Activity:
Find the string "want" in the records. Copy each line that has it.

Exercise data section start

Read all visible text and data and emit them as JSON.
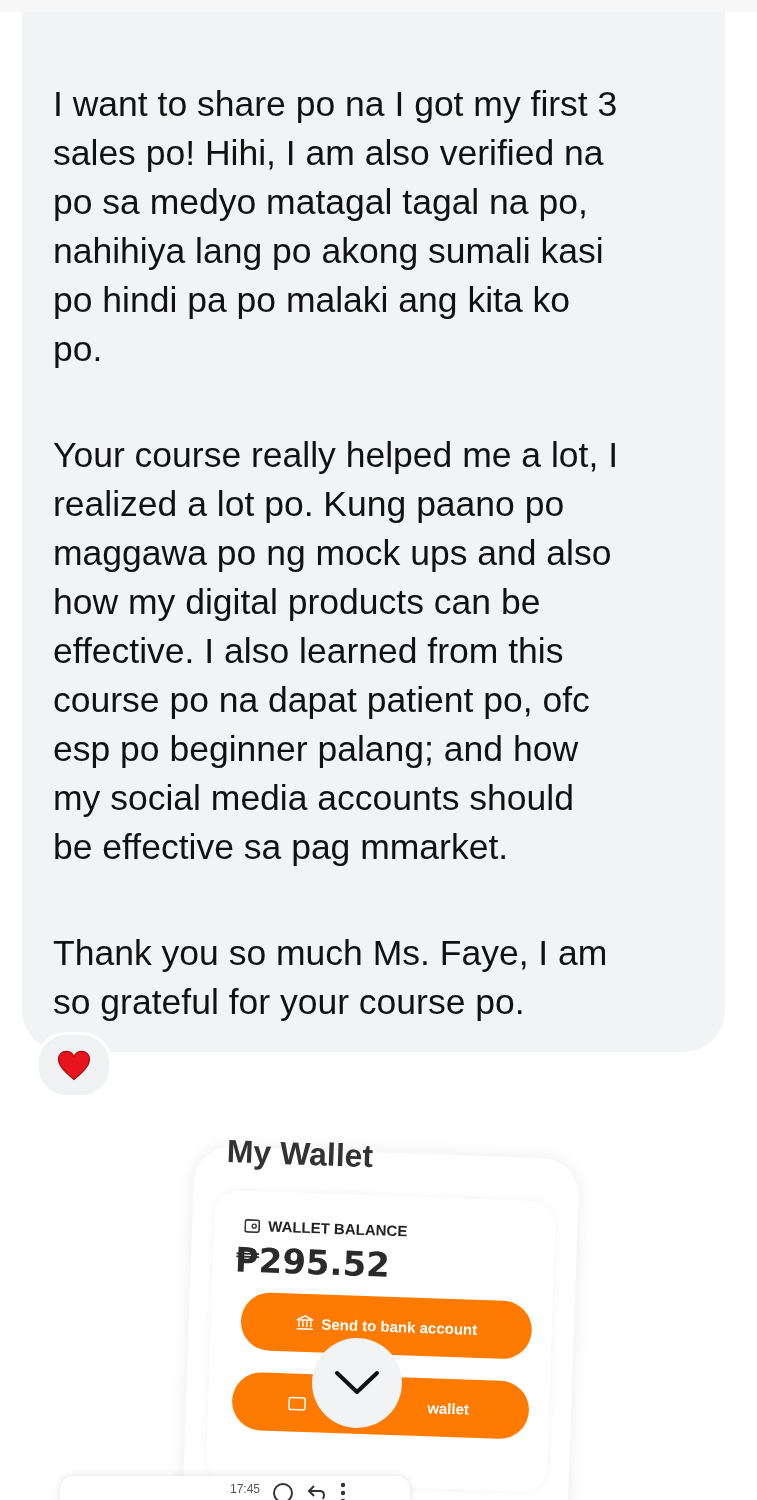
{
  "message": {
    "paragraphs": [
      "I want to share po na I got my first 3\nsales po! Hihi, I am also verified na\npo sa medyo matagal tagal na po,\nnahihiya lang po akong sumali kasi\npo hindi pa po malaki ang kita ko\npo.",
      "Your course really helped me a lot, I\nrealized a lot po. Kung paano po\nmaggawa po ng mock ups and also\nhow my digital products can be\neffective. I also learned from this\ncourse po na dapat patient po, ofc\nesp po beginner palang; and how\nmy social media accounts should\nbe effective sa pag mmarket.",
      "Thank you so much Ms. Faye, I am\nso grateful for your course po."
    ]
  },
  "wallet_screenshot": {
    "title": "My Wallet",
    "balance_label": "WALLET BALANCE",
    "balance": "₱295.52",
    "buttons": [
      {
        "label": "Send to bank account",
        "kind": "bank"
      },
      {
        "label": "wallet",
        "kind": "wallet"
      }
    ]
  },
  "notification": {
    "time": "17:45"
  }
}
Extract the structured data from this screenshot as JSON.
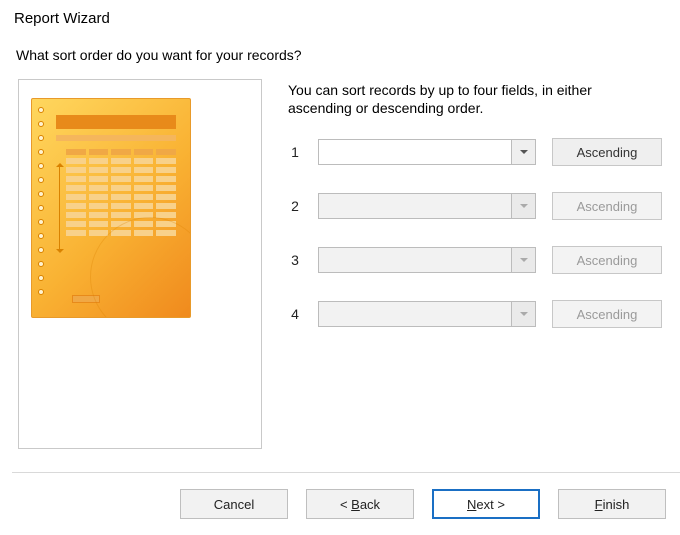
{
  "title": "Report Wizard",
  "question": "What sort order do you want for your records?",
  "instruction_line1": "You can sort records by up to four fields, in either",
  "instruction_line2": "ascending or descending order.",
  "rows": [
    {
      "num": "1",
      "value": "",
      "order": "Ascending",
      "enabled": true
    },
    {
      "num": "2",
      "value": "",
      "order": "Ascending",
      "enabled": false
    },
    {
      "num": "3",
      "value": "",
      "order": "Ascending",
      "enabled": false
    },
    {
      "num": "4",
      "value": "",
      "order": "Ascending",
      "enabled": false
    }
  ],
  "buttons": {
    "cancel": "Cancel",
    "back_prefix": "< ",
    "back_u": "B",
    "back_rest": "ack",
    "next_u": "N",
    "next_rest": "ext >",
    "finish_u": "F",
    "finish_rest": "inish"
  }
}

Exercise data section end

Task result:
      "I want to share po na I got my first 3\nsales po! Hihi, I am also verified na\npo sa medyo matagal tagal na po,\nnahihiya lang po akong sumali kasi\npo hindi pa po malaki ang kita ko\npo.",
  "question": "What sort order do you want for your records?",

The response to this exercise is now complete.